Information shown:
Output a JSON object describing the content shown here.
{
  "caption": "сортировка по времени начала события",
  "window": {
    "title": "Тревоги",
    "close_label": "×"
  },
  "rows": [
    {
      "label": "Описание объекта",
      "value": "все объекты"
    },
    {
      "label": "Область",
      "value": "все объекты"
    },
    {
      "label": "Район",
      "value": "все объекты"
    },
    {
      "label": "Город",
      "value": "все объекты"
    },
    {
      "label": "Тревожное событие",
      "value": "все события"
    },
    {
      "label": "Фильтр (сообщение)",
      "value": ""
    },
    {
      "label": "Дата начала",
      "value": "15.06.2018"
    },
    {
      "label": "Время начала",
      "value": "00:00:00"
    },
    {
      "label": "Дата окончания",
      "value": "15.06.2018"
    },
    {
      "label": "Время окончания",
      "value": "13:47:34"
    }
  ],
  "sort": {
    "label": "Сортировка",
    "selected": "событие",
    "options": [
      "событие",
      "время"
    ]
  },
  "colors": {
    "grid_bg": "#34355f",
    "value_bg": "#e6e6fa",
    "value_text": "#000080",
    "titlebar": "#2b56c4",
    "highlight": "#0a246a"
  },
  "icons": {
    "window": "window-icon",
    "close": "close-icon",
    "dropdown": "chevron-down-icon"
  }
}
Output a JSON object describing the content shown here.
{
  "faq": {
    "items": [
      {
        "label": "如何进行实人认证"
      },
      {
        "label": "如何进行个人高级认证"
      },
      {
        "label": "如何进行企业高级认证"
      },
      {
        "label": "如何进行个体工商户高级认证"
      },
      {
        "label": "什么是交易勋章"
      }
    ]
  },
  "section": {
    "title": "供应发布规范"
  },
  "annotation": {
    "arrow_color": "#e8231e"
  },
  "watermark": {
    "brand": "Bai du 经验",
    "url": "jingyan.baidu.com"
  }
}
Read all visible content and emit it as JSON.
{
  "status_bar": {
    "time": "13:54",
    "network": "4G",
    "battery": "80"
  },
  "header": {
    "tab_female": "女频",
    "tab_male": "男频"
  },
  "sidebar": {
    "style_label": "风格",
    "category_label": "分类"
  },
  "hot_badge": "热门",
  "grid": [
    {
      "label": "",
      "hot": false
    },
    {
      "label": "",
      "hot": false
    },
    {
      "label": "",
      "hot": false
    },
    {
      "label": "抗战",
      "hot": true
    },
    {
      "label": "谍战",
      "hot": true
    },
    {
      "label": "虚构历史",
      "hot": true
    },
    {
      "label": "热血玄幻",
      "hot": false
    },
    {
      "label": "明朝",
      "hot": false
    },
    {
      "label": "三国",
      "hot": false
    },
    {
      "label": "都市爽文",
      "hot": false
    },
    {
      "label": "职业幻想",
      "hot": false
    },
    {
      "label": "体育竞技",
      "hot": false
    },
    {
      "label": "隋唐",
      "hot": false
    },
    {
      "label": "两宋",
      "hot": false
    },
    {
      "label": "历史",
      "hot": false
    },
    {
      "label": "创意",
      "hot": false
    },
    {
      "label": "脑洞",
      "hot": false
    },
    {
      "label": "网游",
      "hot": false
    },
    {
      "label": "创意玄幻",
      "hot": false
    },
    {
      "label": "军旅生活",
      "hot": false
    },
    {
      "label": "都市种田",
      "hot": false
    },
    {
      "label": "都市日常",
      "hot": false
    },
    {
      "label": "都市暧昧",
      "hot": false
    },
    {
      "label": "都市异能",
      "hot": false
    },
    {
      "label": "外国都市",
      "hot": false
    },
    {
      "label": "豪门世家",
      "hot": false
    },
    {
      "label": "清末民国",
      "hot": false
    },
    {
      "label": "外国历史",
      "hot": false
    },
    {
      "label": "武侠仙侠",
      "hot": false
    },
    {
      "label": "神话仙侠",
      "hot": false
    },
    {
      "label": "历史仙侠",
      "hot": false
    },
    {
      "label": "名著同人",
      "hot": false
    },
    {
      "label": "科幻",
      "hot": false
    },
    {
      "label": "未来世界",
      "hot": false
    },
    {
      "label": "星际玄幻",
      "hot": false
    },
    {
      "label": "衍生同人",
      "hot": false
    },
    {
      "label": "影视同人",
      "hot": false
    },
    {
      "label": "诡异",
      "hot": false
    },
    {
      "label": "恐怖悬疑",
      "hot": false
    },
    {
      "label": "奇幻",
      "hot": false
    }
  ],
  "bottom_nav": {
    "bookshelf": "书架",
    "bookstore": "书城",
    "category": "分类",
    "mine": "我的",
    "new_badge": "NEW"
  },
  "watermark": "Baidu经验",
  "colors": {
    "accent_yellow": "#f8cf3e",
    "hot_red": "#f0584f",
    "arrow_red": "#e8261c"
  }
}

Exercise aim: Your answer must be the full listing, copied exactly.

Solved exercise:
Output a JSON object describing the content shown here.
{
  "caption": "сортировка по времени начала события",
  "window": {
    "title": "Тревоги",
    "close_label": "×"
  },
  "rows": [
    {
      "label": "Описание объекта",
      "value": "все объекты"
    },
    {
      "label": "Область",
      "value": "все объекты"
    },
    {
      "label": "Район",
      "value": "все объекты"
    },
    {
      "label": "Город",
      "value": "все объекты"
    },
    {
      "label": "Тревожное событие",
      "value": "все события"
    },
    {
      "label": "Фильтр (сообщение)",
      "value": ""
    },
    {
      "label": "Дата начала",
      "value": "15.06.2018"
    },
    {
      "label": "Время начала",
      "value": "00:00:00"
    },
    {
      "label": "Дата окончания",
      "value": "15.06.2018"
    },
    {
      "label": "Время окончания",
      "value": "13:47:34"
    }
  ],
  "sort": {
    "label": "Сортировка",
    "selected": "событие",
    "options": [
      "событие",
      "время"
    ]
  },
  "colors": {
    "grid_bg": "#34355f",
    "value_bg": "#e6e6fa",
    "value_text": "#000080",
    "titlebar": "#2b56c4",
    "highlight": "#0a246a"
  },
  "icons": {
    "window": "window-icon",
    "close": "close-icon",
    "dropdown": "chevron-down-icon"
  }
}
Output a JSON object describing the content shown here.
{
  "faq": {
    "items": [
      {
        "label": "如何进行实人认证"
      },
      {
        "label": "如何进行个人高级认证"
      },
      {
        "label": "如何进行企业高级认证"
      },
      {
        "label": "如何进行个体工商户高级认证"
      },
      {
        "label": "什么是交易勋章"
      }
    ]
  },
  "section": {
    "title": "供应发布规范"
  },
  "annotation": {
    "arrow_color": "#e8231e"
  },
  "watermark": {
    "brand": "Bai du 经验",
    "url": "jingyan.baidu.com"
  }
}
Read all visible content and emit it as JSON.
{
  "status_bar": {
    "time": "13:54",
    "network": "4G",
    "battery": "80"
  },
  "header": {
    "tab_female": "女频",
    "tab_male": "男频"
  },
  "sidebar": {
    "style_label": "风格",
    "category_label": "分类"
  },
  "hot_badge": "热门",
  "grid": [
    {
      "label": "",
      "hot": false
    },
    {
      "label": "",
      "hot": false
    },
    {
      "label": "",
      "hot": false
    },
    {
      "label": "抗战",
      "hot": true
    },
    {
      "label": "谍战",
      "hot": true
    },
    {
      "label": "虚构历史",
      "hot": true
    },
    {
      "label": "热血玄幻",
      "hot": false
    },
    {
      "label": "明朝",
      "hot": false
    },
    {
      "label": "三国",
      "hot": false
    },
    {
      "label": "都市爽文",
      "hot": false
    },
    {
      "label": "职业幻想",
      "hot": false
    },
    {
      "label": "体育竞技",
      "hot": false
    },
    {
      "label": "隋唐",
      "hot": false
    },
    {
      "label": "两宋",
      "hot": false
    },
    {
      "label": "历史",
      "hot": false
    },
    {
      "label": "创意",
      "hot": false
    },
    {
      "label": "脑洞",
      "hot": false
    },
    {
      "label": "网游",
      "hot": false
    },
    {
      "label": "创意玄幻",
      "hot": false
    },
    {
      "label": "军旅生活",
      "hot": false
    },
    {
      "label": "都市种田",
      "hot": false
    },
    {
      "label": "都市日常",
      "hot": false
    },
    {
      "label": "都市暧昧",
      "hot": false
    },
    {
      "label": "都市异能",
      "hot": false
    },
    {
      "label": "外国都市",
      "hot": false
    },
    {
      "label": "豪门世家",
      "hot": false
    },
    {
      "label": "清末民国",
      "hot": false
    },
    {
      "label": "外国历史",
      "hot": false
    },
    {
      "label": "武侠仙侠",
      "hot": false
    },
    {
      "label": "神话仙侠",
      "hot": false
    },
    {
      "label": "历史仙侠",
      "hot": false
    },
    {
      "label": "名著同人",
      "hot": false
    },
    {
      "label": "科幻",
      "hot": false
    },
    {
      "label": "未来世界",
      "hot": false
    },
    {
      "label": "星际玄幻",
      "hot": false
    },
    {
      "label": "衍生同人",
      "hot": false
    },
    {
      "label": "影视同人",
      "hot": false
    },
    {
      "label": "诡异",
      "hot": false
    },
    {
      "label": "恐怖悬疑",
      "hot": false
    },
    {
      "label": "奇幻",
      "hot": false
    }
  ],
  "bottom_nav": {
    "bookshelf": "书架",
    "bookstore": "书城",
    "category": "分类",
    "mine": "我的",
    "new_badge": "NEW"
  },
  "watermark": "Baidu经验",
  "colors": {
    "accent_yellow": "#f8cf3e",
    "hot_red": "#f0584f",
    "arrow_red": "#e8261c"
  }
}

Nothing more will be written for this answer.